§ Problem details:
Copy the data below exactly. Any pictures in it should be omitted.

━━━━━━━━━━━━━━━━

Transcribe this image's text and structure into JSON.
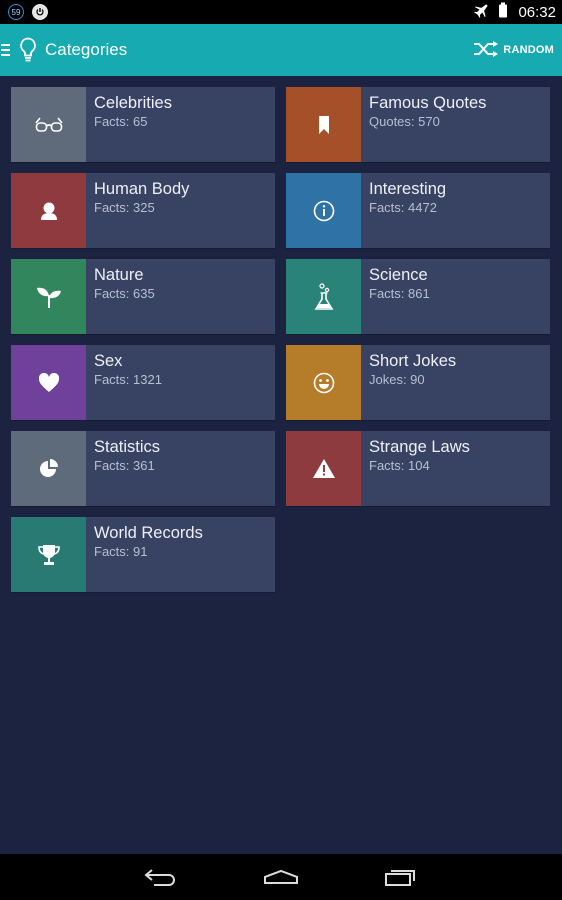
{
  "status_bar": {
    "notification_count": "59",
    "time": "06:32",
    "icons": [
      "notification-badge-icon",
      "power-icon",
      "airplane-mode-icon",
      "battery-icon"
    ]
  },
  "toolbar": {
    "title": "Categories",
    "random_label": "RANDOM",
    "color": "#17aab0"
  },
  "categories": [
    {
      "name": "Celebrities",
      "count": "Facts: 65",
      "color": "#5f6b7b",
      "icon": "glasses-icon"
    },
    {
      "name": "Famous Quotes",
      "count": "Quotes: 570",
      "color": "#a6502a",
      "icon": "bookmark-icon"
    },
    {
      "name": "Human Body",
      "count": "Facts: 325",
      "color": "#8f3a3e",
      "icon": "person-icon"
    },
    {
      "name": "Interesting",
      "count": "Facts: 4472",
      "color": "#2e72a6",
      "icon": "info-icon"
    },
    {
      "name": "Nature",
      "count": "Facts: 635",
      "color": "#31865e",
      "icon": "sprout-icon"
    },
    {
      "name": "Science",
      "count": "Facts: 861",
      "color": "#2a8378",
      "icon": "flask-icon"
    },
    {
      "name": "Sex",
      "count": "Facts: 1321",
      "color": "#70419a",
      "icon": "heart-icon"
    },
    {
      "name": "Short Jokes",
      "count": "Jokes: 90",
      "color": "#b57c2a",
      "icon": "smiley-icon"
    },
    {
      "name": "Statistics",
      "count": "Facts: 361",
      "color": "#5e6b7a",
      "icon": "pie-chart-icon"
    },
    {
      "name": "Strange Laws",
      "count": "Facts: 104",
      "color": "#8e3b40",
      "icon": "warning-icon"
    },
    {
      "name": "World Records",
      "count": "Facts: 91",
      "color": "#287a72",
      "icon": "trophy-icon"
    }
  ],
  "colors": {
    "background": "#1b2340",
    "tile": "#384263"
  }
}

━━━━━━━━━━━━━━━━

§ Solution for this exercise:
Transcribe this image's text and structure into JSON.
{
  "status_bar": {
    "notification_count": "59",
    "time": "06:32",
    "icons": [
      "notification-badge-icon",
      "power-icon",
      "airplane-mode-icon",
      "battery-icon"
    ]
  },
  "toolbar": {
    "title": "Categories",
    "random_label": "RANDOM",
    "color": "#17aab0"
  },
  "categories": [
    {
      "name": "Celebrities",
      "count": "Facts: 65",
      "color": "#5f6b7b",
      "icon": "glasses-icon"
    },
    {
      "name": "Famous Quotes",
      "count": "Quotes: 570",
      "color": "#a6502a",
      "icon": "bookmark-icon"
    },
    {
      "name": "Human Body",
      "count": "Facts: 325",
      "color": "#8f3a3e",
      "icon": "person-icon"
    },
    {
      "name": "Interesting",
      "count": "Facts: 4472",
      "color": "#2e72a6",
      "icon": "info-icon"
    },
    {
      "name": "Nature",
      "count": "Facts: 635",
      "color": "#31865e",
      "icon": "sprout-icon"
    },
    {
      "name": "Science",
      "count": "Facts: 861",
      "color": "#2a8378",
      "icon": "flask-icon"
    },
    {
      "name": "Sex",
      "count": "Facts: 1321",
      "color": "#70419a",
      "icon": "heart-icon"
    },
    {
      "name": "Short Jokes",
      "count": "Jokes: 90",
      "color": "#b57c2a",
      "icon": "smiley-icon"
    },
    {
      "name": "Statistics",
      "count": "Facts: 361",
      "color": "#5e6b7a",
      "icon": "pie-chart-icon"
    },
    {
      "name": "Strange Laws",
      "count": "Facts: 104",
      "color": "#8e3b40",
      "icon": "warning-icon"
    },
    {
      "name": "World Records",
      "count": "Facts: 91",
      "color": "#287a72",
      "icon": "trophy-icon"
    }
  ],
  "colors": {
    "background": "#1b2340",
    "tile": "#384263"
  }
}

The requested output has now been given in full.